All these initiatives supported by ESFRI since the beginning of the pandemic feed into a larger set of coordinated R&I actions at EU level presented in the ERAvsCorona Action PlanERAvsCorona Action Plan, April 2020
. The Action Plan sets out ten key measures to coordinate, share, and increase support for R&I, in line with the objectives and tools of the ERA. In particular, for RIs, fundsEuropean Research Area corona platform
were added and re-oriented to support RI projects providing services and activities in response to the Coronavirus outbreak.

Two priority actions out of the ten are addressing directly RIs and are strongly supported by ESFRI.

Access to Research Infrastructures. The availability of the services provided by RIs and of the data they hold is vital for researchers working on the coronavirus. New services – including High-Performance Computing and Artificial Intelligence – and datasets are being brought on stream and it is important to match supply and demand across borders.

Research data sharing platform. This action aimed to establish a European COVID-19 Data Platform for SARS-CoV-2 Covid-19 Data Portal
 and corona-virus-related information exchange, connected to the European Open Science CloudEuropean COVID-19 Data Platform
. It allows quick sharing of research data and results to accelerate discovery.

The COVID-19 pandemic increased the demand for access to timely, relevant, and quality data. This demand has been driven by several needs: taking informed policy actions quickly, improving communication on the current state of play, carrying out scientific analysis of a dynamic threat, understanding its social and economic impact, and enabling civil society oversight and reporting. The COVID-19 Fast Response Service procedure was established to coordinate and accelerate the access to academic facilities, services, and resources.

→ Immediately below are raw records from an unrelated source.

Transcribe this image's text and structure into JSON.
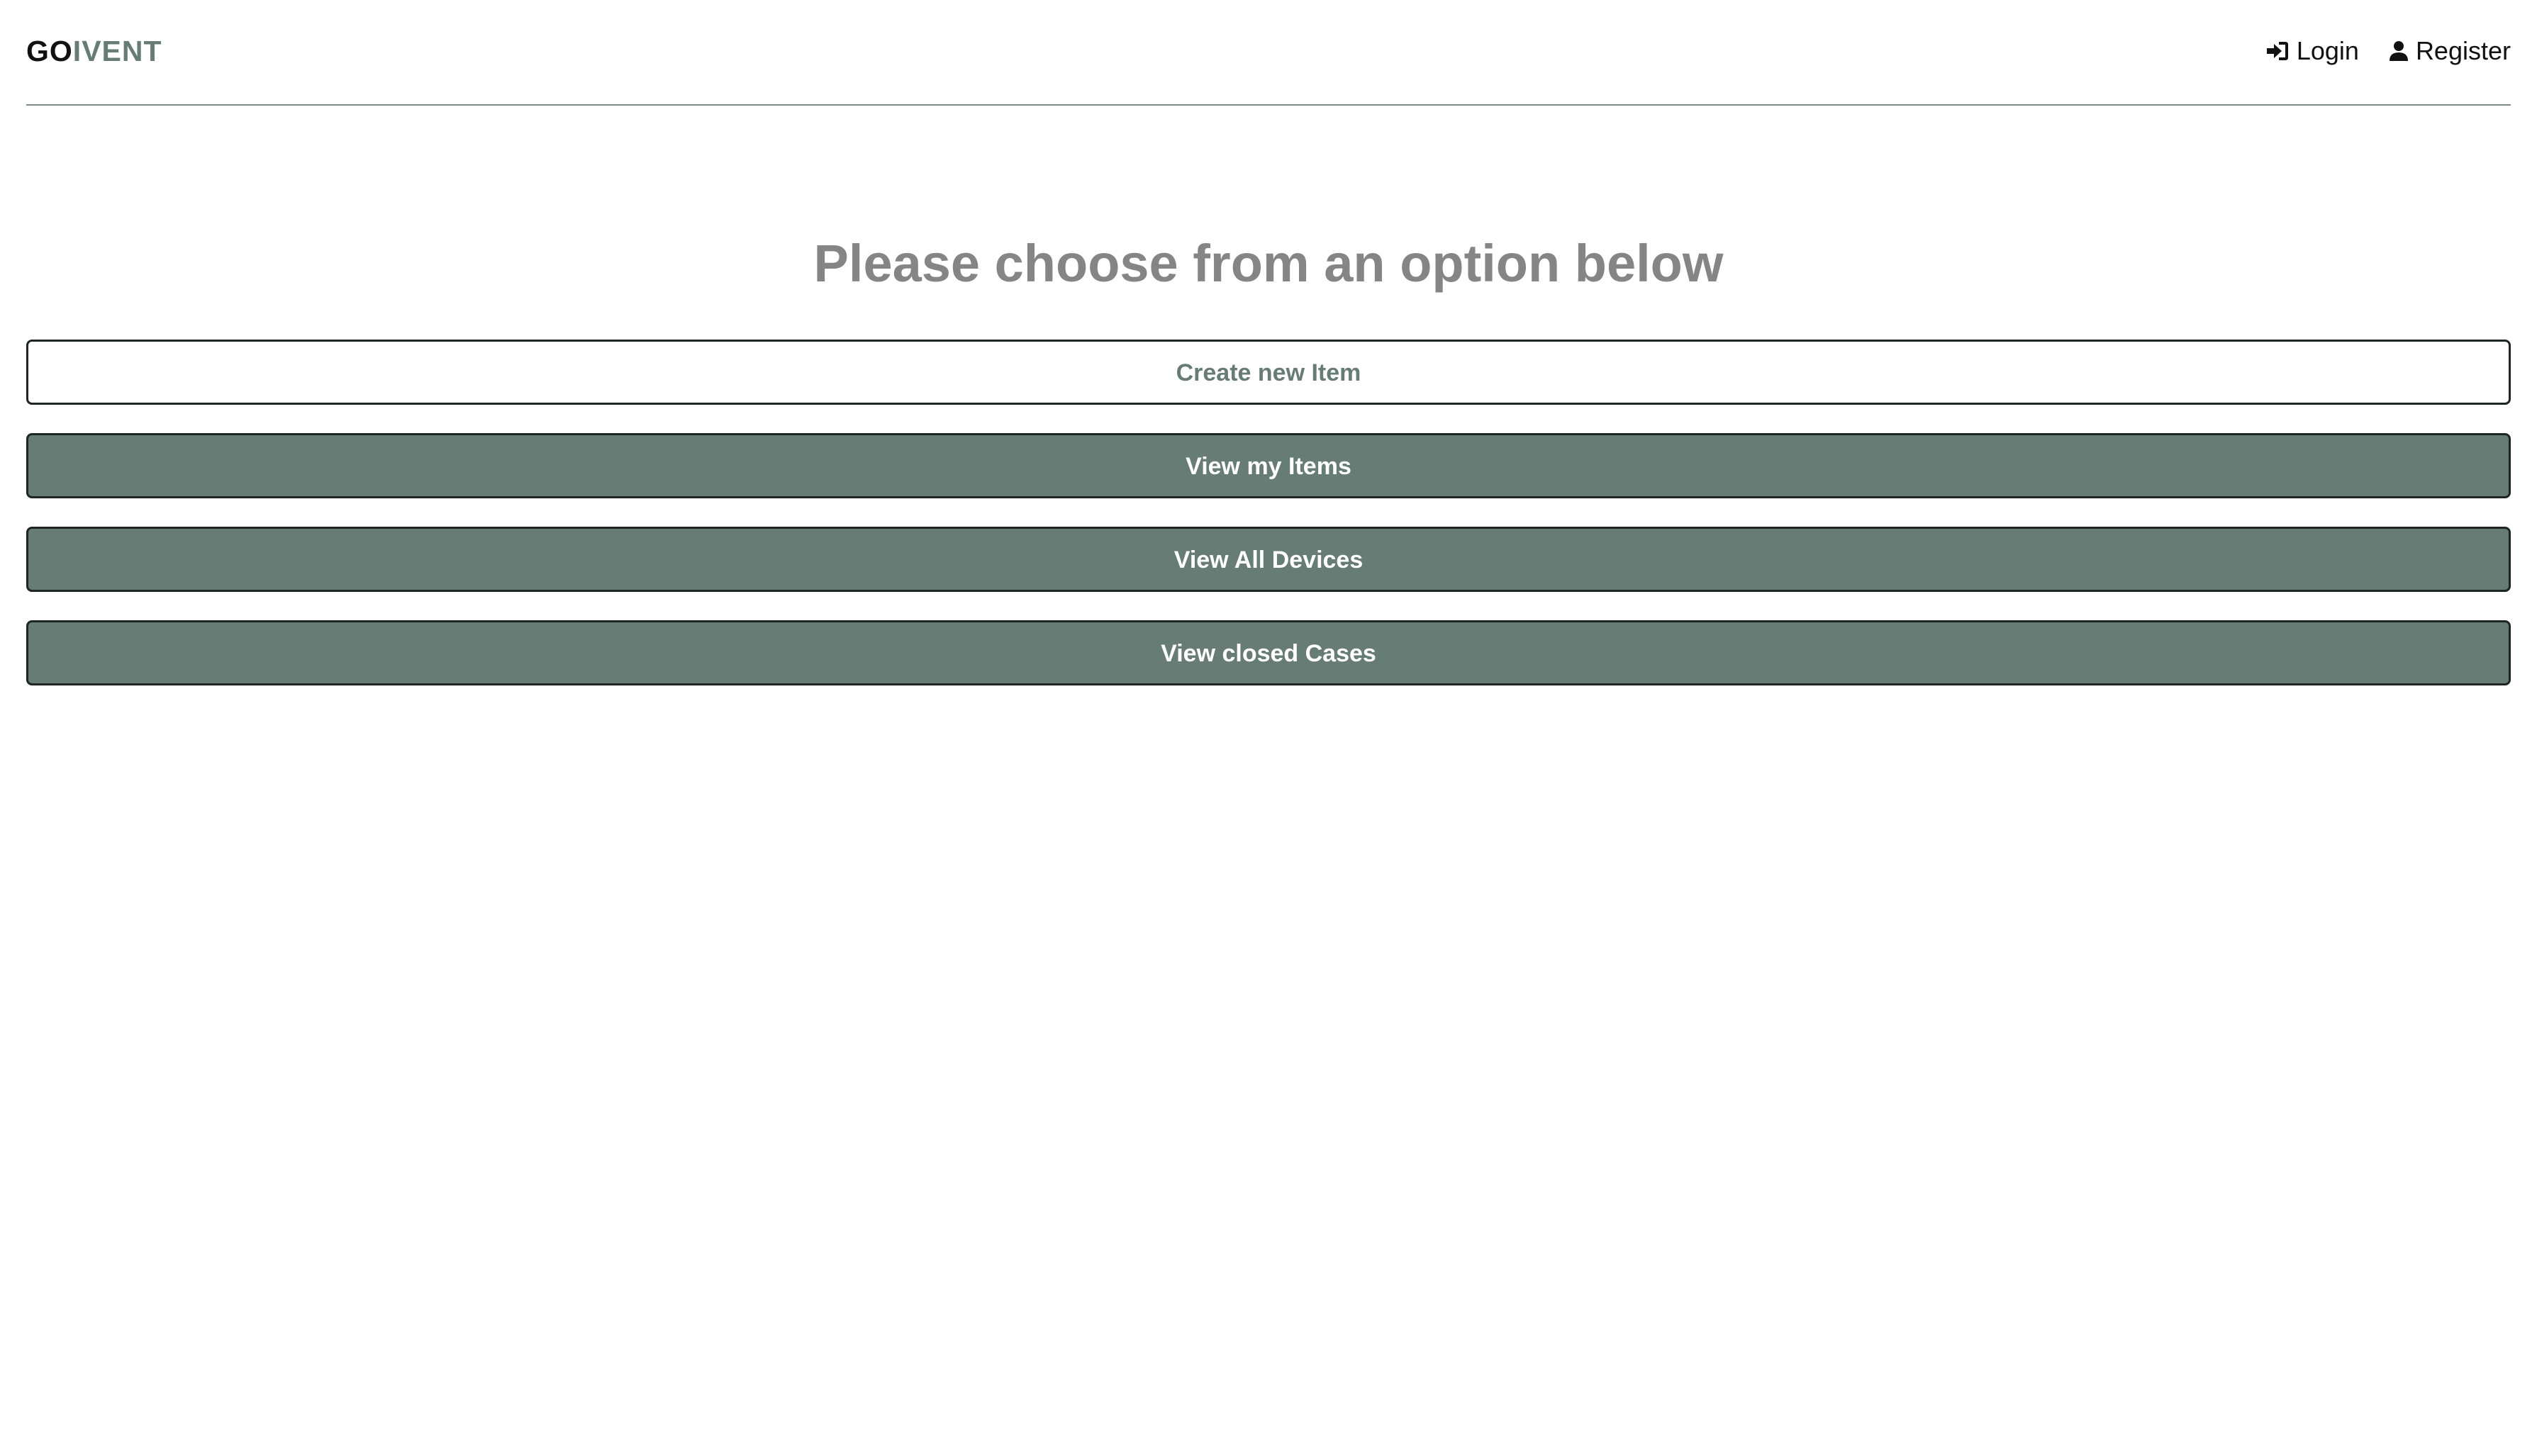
{
  "brand": {
    "part1": "GO",
    "part2": "IVENT"
  },
  "nav": {
    "login_label": "Login",
    "login_icon": "sign-in-icon",
    "register_label": "Register",
    "register_icon": "user-icon"
  },
  "main": {
    "heading": "Please choose from an option below",
    "options": [
      {
        "label": "Create new Item",
        "style": "outline"
      },
      {
        "label": "View my Items",
        "style": "filled"
      },
      {
        "label": "View All Devices",
        "style": "filled"
      },
      {
        "label": "View closed Cases",
        "style": "filled"
      }
    ]
  },
  "colors": {
    "accent": "#667c74",
    "heading": "#858585",
    "text": "#111111",
    "border": "#1d2624"
  }
}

EMBL-EBI, which hosts the ELIXIR RI, is an example of the RI gathering and sharing data resources as they become available EMBL-EBI launches COVID-19 Data Portal
. The relevant data hosted at EMBL-EBI on the Pathogen Portal are available for further research activities. This includes sequences of outbreak isolates and records relating to coronavirus biology. Furthermore, data submitted to the European Nucleotide Archive (ENA) are available as well. ELIXIR, the ESFRI RIs for life science data, provides a range of services and resources, that can be used by researchers and consortia working on SARS-CoV-2 research via ELIXIR NodesELIXIR support to COVID-19 research
. ELIXIR has also initiated new community-driven initiatives (e.g. Hackathons) that help to open up and link COVID-19 data.

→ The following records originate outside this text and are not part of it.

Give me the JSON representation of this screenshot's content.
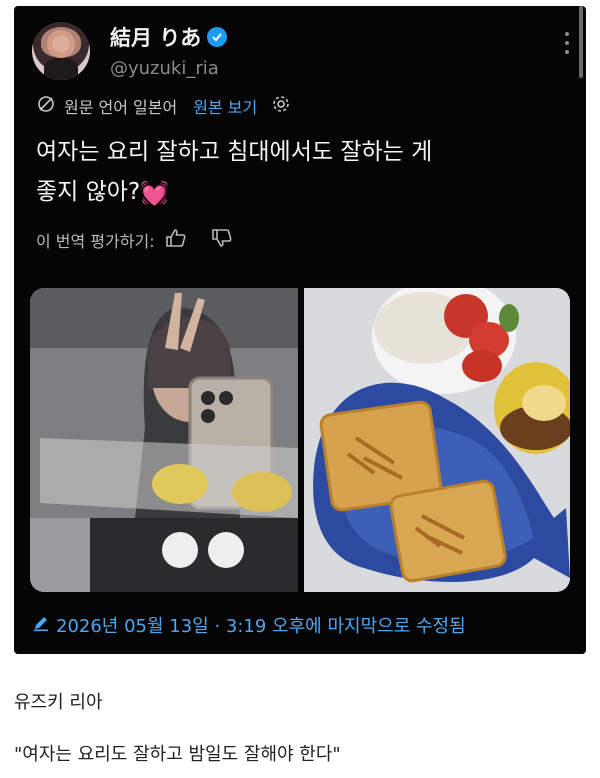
{
  "tweet": {
    "display_name": "結月 りあ",
    "handle": "@yuzuki_ria",
    "translation_label": "원문 언어 일본어",
    "show_original_label": "원본 보기",
    "text_line1": "여자는 요리 잘하고 침대에서도 잘하는 게",
    "text_line2": "좋지 않아?",
    "text_emoji": "💓",
    "rate_label": "이 번역 평가하기:",
    "edited_timestamp": "2026년 05월 13일 · 3:19 오후에 마지막으로 수정됨"
  },
  "caption": {
    "author": "유즈키 리아",
    "quote": "\"여자는 요리도 잘하고 밤일도 잘해야 한다\""
  },
  "icons": {
    "verified": "verified-badge-icon",
    "more": "more-vertical-icon",
    "translate": "translate-icon",
    "settings": "gear-icon",
    "thumbs_up": "thumbs-up-icon",
    "thumbs_down": "thumbs-down-icon",
    "edit": "pencil-icon"
  },
  "colors": {
    "tweet_bg": "#050505",
    "accent": "#4ea6f0",
    "verified": "#1d9bf0",
    "text_primary": "#f4f4f4",
    "text_secondary": "#8a8a8a"
  }
}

ESFRI Roadmap 2021 dedicates an important part of the Landscape Analysis to the role of RIs in COVID crisis, their resilience and capacities in addressing future challenges. RIs have faced severe difficulties from the COVID crisis: they had difficulties working in the traditional way and had to adapt rapidly in providing access to users. In the face of the pandemic, RIs fast-tracked access for urgent health projects and had to put many other experiments on hold. As travel restrictions and lockdowns hit, RIs had to invent new ways of carrying out essential work safely, largely introduced remote access schemes and allowed researchers to send in samples for those projects that do not require their physical presence in the infrastructure. Acknowledging that these new ways of working give the RIs and scientists more flexibility, these new methods could be extended beyond the pandemic.